■ **Exercise aim**
The answer should be one number: the count of lines in the listing below with "integration" in them.

════════

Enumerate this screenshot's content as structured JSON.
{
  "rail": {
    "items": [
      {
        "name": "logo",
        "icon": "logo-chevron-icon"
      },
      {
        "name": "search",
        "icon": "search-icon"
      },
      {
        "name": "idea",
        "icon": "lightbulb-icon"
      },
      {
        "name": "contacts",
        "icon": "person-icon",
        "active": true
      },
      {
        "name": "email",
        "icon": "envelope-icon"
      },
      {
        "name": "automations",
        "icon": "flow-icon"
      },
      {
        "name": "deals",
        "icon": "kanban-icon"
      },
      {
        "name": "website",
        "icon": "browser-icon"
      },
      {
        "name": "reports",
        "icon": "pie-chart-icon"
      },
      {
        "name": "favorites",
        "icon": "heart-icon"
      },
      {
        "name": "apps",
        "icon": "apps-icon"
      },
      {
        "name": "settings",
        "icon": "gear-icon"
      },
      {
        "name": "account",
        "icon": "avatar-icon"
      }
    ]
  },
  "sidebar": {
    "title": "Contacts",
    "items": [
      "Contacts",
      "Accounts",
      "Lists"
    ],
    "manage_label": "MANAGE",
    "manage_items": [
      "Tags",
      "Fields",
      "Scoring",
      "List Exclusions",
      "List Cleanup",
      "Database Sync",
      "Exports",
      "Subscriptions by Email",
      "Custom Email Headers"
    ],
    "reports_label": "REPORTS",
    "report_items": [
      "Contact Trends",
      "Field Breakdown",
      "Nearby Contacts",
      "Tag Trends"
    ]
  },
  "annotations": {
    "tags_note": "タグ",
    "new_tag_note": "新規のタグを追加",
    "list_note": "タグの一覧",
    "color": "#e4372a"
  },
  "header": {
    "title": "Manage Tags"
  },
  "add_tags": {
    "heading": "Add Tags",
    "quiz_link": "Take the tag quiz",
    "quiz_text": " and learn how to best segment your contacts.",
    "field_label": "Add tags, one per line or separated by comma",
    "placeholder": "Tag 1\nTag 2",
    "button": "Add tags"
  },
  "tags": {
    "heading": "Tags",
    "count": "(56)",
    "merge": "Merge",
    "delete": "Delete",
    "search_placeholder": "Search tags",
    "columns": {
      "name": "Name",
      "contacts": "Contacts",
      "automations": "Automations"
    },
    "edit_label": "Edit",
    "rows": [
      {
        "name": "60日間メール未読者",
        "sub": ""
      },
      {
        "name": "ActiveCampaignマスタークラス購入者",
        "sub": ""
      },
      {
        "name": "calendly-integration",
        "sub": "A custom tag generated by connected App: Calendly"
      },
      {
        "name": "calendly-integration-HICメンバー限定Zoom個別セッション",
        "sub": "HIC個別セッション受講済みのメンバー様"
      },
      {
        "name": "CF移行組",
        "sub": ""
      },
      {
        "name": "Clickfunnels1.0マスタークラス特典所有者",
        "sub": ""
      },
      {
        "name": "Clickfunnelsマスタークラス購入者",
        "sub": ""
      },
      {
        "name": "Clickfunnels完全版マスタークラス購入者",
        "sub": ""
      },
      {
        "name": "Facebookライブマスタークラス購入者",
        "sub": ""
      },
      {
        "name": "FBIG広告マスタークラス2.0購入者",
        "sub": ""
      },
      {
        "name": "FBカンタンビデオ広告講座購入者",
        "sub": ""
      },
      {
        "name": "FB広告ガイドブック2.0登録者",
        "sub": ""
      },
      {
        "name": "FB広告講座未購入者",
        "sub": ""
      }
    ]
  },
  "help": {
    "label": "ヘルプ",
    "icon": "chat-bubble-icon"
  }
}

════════

■ **Exercise solution**
2